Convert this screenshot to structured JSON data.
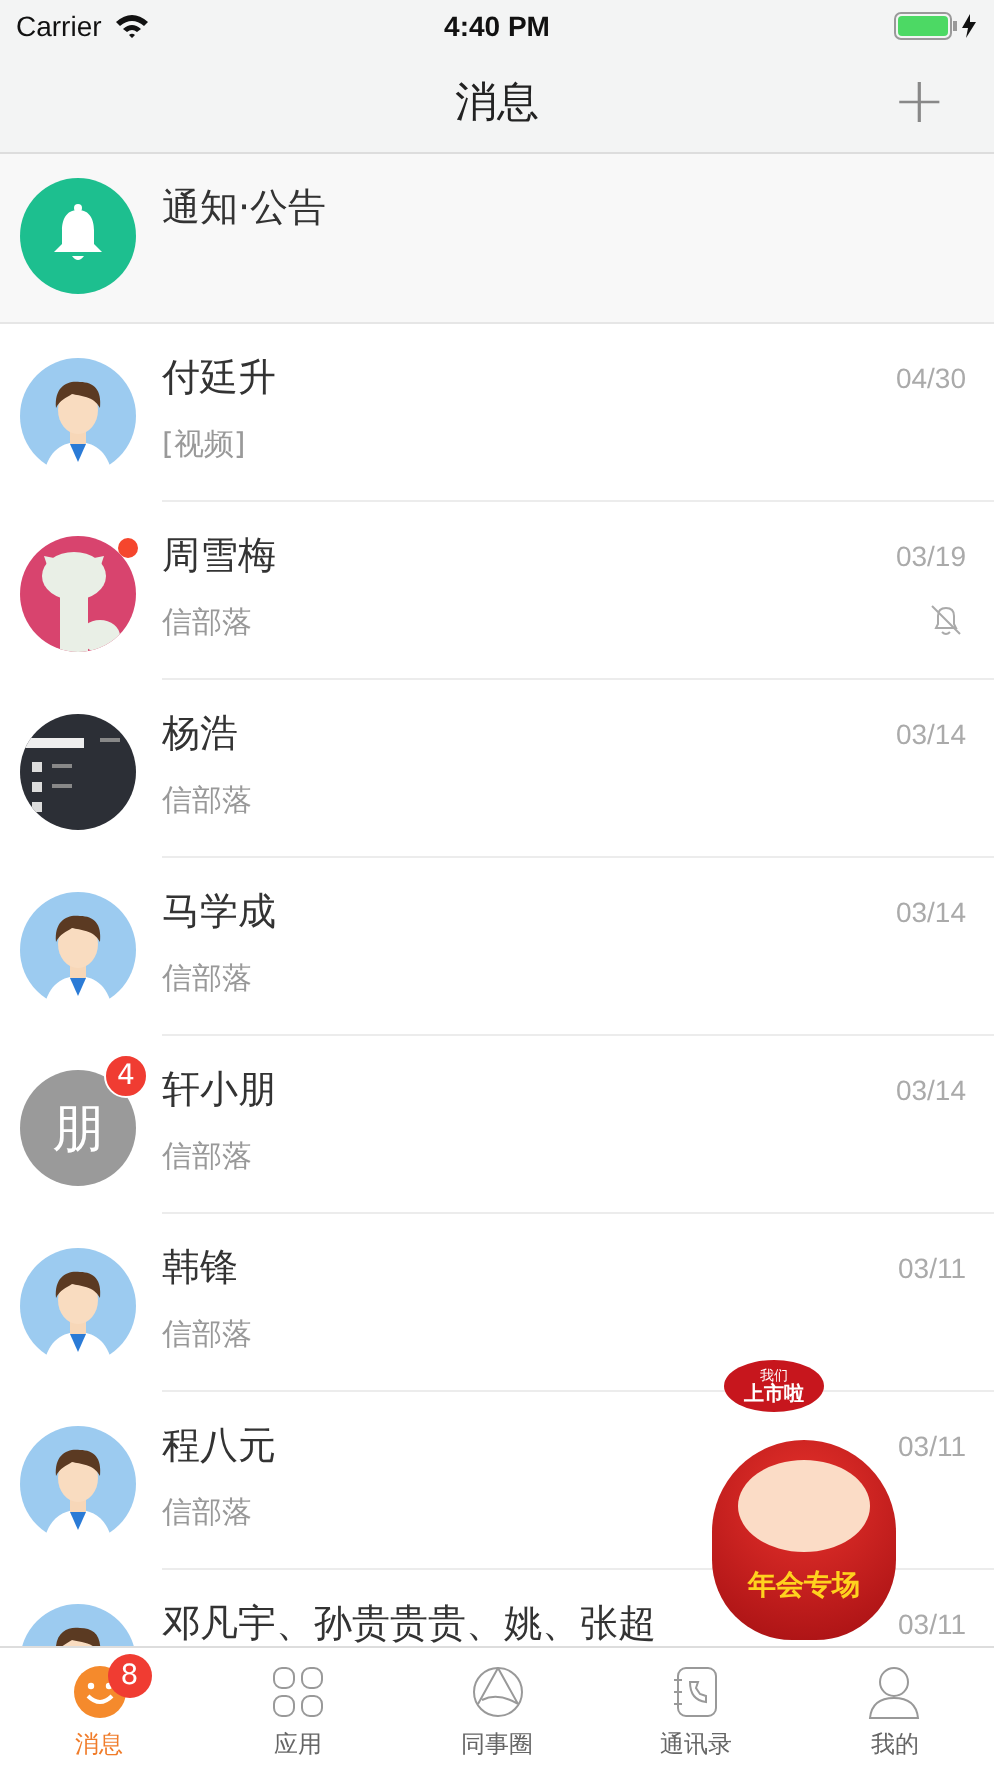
{
  "status_bar": {
    "carrier": "Carrier",
    "time": "4:40 PM",
    "battery": {
      "level": 1,
      "charging": true
    }
  },
  "nav_bar": {
    "title": "消息",
    "action": "+"
  },
  "notice": {
    "title": "通知·公告"
  },
  "conversations": [
    {
      "name": "付廷升",
      "preview": "[视频]",
      "date": "04/30",
      "avatar": {
        "kind": "person"
      },
      "unread_dot": false,
      "muted": false
    },
    {
      "name": "周雪梅",
      "preview": "信部落",
      "date": "03/19",
      "unread_dot": true,
      "muted": true
    },
    {
      "name": "杨浩",
      "preview": "信部落",
      "date": "03/14",
      "avatar": {
        "kind": "screen"
      },
      "unread_dot": false,
      "muted": false
    },
    {
      "name": "马学成",
      "preview": "信部落",
      "date": "03/14",
      "avatar": {
        "kind": "person"
      },
      "unread_dot": false,
      "muted": false
    },
    {
      "name": "轩小朋",
      "preview": "信部落",
      "date": "03/14",
      "avatar": {
        "kind": "initial",
        "text": "朋"
      },
      "badge": "4",
      "unread_dot": false,
      "muted": false
    },
    {
      "name": "韩锋",
      "preview": "信部落",
      "date": "03/11",
      "avatar": {
        "kind": "person"
      },
      "unread_dot": false,
      "muted": false
    },
    {
      "name": "程八元",
      "preview": "信部落",
      "date": "03/11",
      "avatar": {
        "kind": "person"
      },
      "unread_dot": false,
      "muted": false
    },
    {
      "name": "邓凡宇、孙贵贵贵、姚、张超",
      "date": "03/11",
      "avatar": {
        "kind": "person"
      },
      "unread_dot": false,
      "muted": false
    }
  ],
  "promo": {
    "blimp_top": "我们",
    "blimp_text": "上市啦",
    "banner": "年会专场"
  },
  "tab_bar": [
    {
      "label": "消息",
      "kind": "smile",
      "selected": true,
      "badge": "8"
    },
    {
      "label": "应用",
      "kind": "grid",
      "selected": false
    },
    {
      "label": "同事圈",
      "kind": "circle",
      "selected": false
    },
    {
      "label": "通讯录",
      "kind": "contacts",
      "selected": false
    },
    {
      "label": "我的",
      "kind": "user",
      "selected": false
    }
  ]
}
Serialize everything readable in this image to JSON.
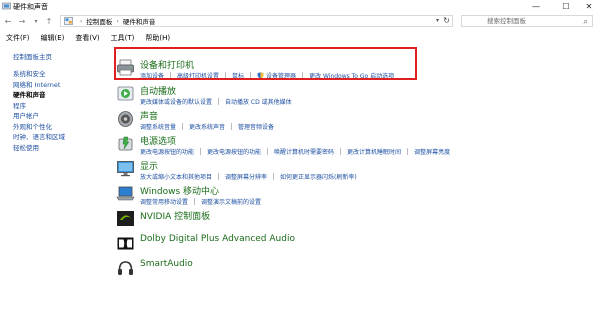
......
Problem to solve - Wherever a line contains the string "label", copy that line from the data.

Output below -
      "label": "消息",
      "label": "应用",
      "label": "同事圈",
      "label": "通讯录",
      "label": "我的",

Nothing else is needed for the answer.